G-15D Free Communication/Slide Hypotension and Orthostasis
To test the hypothesis that a greater incidence of orthostatic intolerance in young women compared with men is related to hemodynamics rather than to a reduced vascular responsiveness during orthostatic stress.
We constructed Frank-Starling curves from pulmonary capillary wedge pressure (PCWP) and stroke volume (SV) during lower body negative pressure (LBNP) and rapid saline infusion in 10 healthy, sedentary women (29.6 ± 1.9 yrs, mean ± SE) and 13 control men (25.5 ± 1.4 yrs). Orthostatic tolerance was determined by progressive LBNP to presyncope with continuous hemodynamic monitoring including PCWP and right atrial pressure.
LBNP tolerance was significantly lower in females than males (626.8 ± 55.0 vs. 927.7 ± 53.0 mmHg x min, P <0.01). Women had steeper slopes of the linear portion of Frank-Starling curves than men (12.5 ± 2.0 vs. 7.1 ± 1.5 ml/mmHg, P <0.05). During progressive LBNP, PCWP dropped quickly at low levels of LBNP, then more slowly and reached a plateau at high levels of LBNP near presyncope in all the subjects. At presyncope, SV was 35% and stroke index was 29% lower for the females compared with the males (both P <0.05). Coincident with the smaller SV, females had higher heart rates (P <0.05), but similar mean arterial pressures compared with males at the onset of presyncope.
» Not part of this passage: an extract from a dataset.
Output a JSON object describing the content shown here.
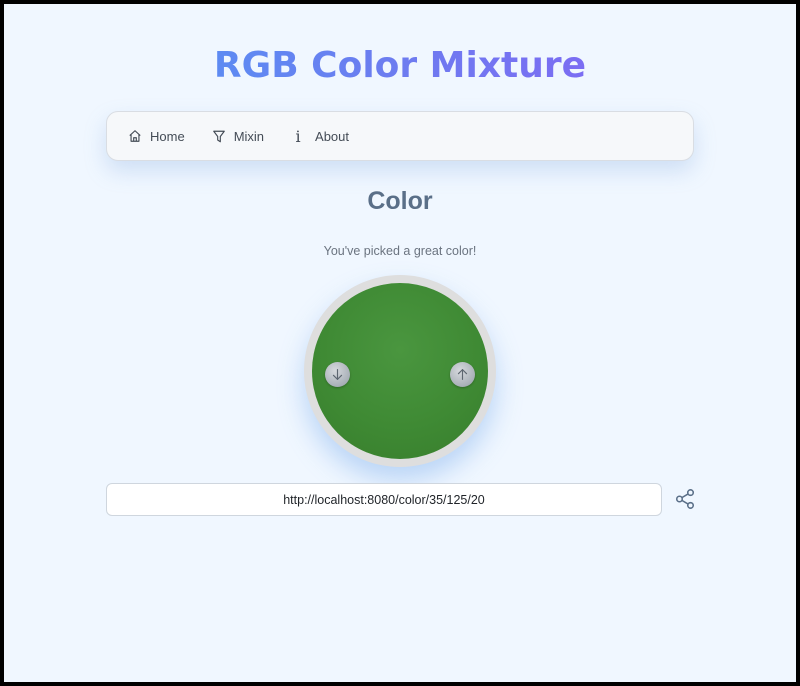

Vascular resistance was similar and plasma norepinephrine concentration did not differ between the genders.
These results suggest that lower orthostatic tolerance in women is associated with a smaller SV at any given cardiac filling pressure, rather than a lower responsiveness of vascular resistance during an orthostatic challenge. Thus, the Frank-Starling relationship may be an important mechanism underlying the gender difference in orthostatic tolerance. Supported by NASA SCORT grant NAGW-3582, and NASA OLMSA grant NAG5–4846.